## REQUIRED ACTION
Write the whole listing out again, word for word.

## EXTRACTED RECORDS
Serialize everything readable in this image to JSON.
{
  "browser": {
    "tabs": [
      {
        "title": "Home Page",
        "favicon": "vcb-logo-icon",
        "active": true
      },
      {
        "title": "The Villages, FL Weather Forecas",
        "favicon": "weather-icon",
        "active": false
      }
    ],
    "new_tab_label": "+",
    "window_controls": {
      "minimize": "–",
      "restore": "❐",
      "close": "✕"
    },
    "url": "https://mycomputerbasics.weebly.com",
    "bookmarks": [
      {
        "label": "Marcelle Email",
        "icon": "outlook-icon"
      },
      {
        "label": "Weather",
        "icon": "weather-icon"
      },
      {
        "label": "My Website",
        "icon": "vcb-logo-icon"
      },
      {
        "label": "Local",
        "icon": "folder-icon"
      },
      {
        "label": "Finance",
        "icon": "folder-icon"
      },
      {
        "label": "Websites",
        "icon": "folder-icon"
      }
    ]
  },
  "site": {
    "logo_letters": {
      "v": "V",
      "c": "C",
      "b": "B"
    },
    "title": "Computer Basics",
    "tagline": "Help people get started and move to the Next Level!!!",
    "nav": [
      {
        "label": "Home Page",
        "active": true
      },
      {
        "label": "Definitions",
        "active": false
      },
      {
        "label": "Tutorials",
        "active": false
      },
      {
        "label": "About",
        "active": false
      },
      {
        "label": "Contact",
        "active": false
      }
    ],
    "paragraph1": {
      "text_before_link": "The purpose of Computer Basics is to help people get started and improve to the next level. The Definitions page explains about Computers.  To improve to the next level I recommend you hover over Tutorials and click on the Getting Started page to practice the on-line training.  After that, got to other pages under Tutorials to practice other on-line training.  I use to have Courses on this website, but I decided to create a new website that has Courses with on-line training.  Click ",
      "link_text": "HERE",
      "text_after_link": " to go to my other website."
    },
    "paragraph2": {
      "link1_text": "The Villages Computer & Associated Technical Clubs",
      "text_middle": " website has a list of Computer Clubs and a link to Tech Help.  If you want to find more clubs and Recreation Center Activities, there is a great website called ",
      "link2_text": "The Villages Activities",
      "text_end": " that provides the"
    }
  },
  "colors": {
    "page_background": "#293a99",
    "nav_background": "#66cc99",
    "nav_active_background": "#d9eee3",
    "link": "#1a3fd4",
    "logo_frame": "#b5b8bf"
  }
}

## TASK RESULT
Serialize everything readable in this image to JSON.
{
  "browser": {
    "tabs": [
      {
        "title": "Home Page",
        "favicon": "vcb-logo-icon",
        "active": true
      },
      {
        "title": "The Villages, FL Weather Forecas",
        "favicon": "weather-icon",
        "active": false
      }
    ],
    "new_tab_label": "+",
    "window_controls": {
      "minimize": "–",
      "restore": "❐",
      "close": "✕"
    },
    "url": "https://mycomputerbasics.weebly.com",
    "bookmarks": [
      {
        "label": "Marcelle Email",
        "icon": "outlook-icon"
      },
      {
        "label": "Weather",
        "icon": "weather-icon"
      },
      {
        "label": "My Website",
        "icon": "vcb-logo-icon"
      },
      {
        "label": "Local",
        "icon": "folder-icon"
      },
      {
        "label": "Finance",
        "icon": "folder-icon"
      },
      {
        "label": "Websites",
        "icon": "folder-icon"
      }
    ]
  },
  "site": {
    "logo_letters": {
      "v": "V",
      "c": "C",
      "b": "B"
    },
    "title": "Computer Basics",
    "tagline": "Help people get started and move to the Next Level!!!",
    "nav": [
      {
        "label": "Home Page",
        "active": true
      },
      {
        "label": "Definitions",
        "active": false
      },
      {
        "label": "Tutorials",
        "active": false
      },
      {
        "label": "About",
        "active": false
      },
      {
        "label": "Contact",
        "active": false
      }
    ],
    "paragraph1": {
      "text_before_link": "The purpose of Computer Basics is to help people get started and improve to the next level. The Definitions page explains about Computers.  To improve to the next level I recommend you hover over Tutorials and click on the Getting Started page to practice the on-line training.  After that, got to other pages under Tutorials to practice other on-line training.  I use to have Courses on this website, but I decided to create a new website that has Courses with on-line training.  Click ",
      "link_text": "HERE",
      "text_after_link": " to go to my other website."
    },
    "paragraph2": {
      "link1_text": "The Villages Computer & Associated Technical Clubs",
      "text_middle": " website has a list of Computer Clubs and a link to Tech Help.  If you want to find more clubs and Recreation Center Activities, there is a great website called ",
      "link2_text": "The Villages Activities",
      "text_end": " that provides the"
    }
  },
  "colors": {
    "page_background": "#293a99",
    "nav_background": "#66cc99",
    "nav_active_background": "#d9eee3",
    "link": "#1a3fd4",
    "logo_frame": "#b5b8bf"
  }
}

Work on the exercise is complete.